What is being asked >> The lines below may contain the word "dans". Please count those that do and give the number alone.
'''
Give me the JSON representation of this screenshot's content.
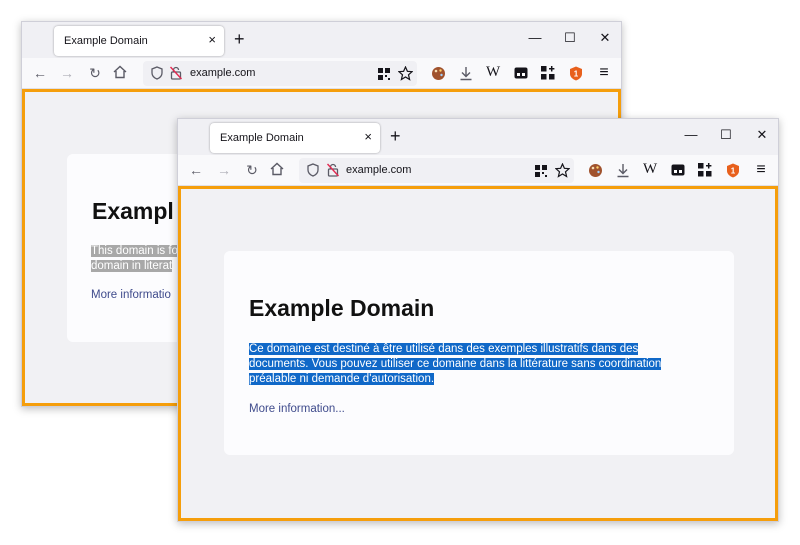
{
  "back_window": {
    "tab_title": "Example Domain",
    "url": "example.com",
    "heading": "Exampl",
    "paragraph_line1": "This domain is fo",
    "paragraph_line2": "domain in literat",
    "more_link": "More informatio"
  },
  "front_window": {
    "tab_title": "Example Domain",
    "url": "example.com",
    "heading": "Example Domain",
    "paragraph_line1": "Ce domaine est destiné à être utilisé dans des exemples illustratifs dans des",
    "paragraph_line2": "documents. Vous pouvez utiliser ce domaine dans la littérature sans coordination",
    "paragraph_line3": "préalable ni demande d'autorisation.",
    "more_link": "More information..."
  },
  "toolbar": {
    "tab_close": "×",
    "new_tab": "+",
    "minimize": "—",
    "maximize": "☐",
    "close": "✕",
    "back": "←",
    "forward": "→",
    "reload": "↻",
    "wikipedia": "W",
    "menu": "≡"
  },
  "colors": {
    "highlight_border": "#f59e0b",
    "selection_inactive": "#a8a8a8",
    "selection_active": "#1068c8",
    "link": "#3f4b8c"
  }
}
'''
Completed task >> 2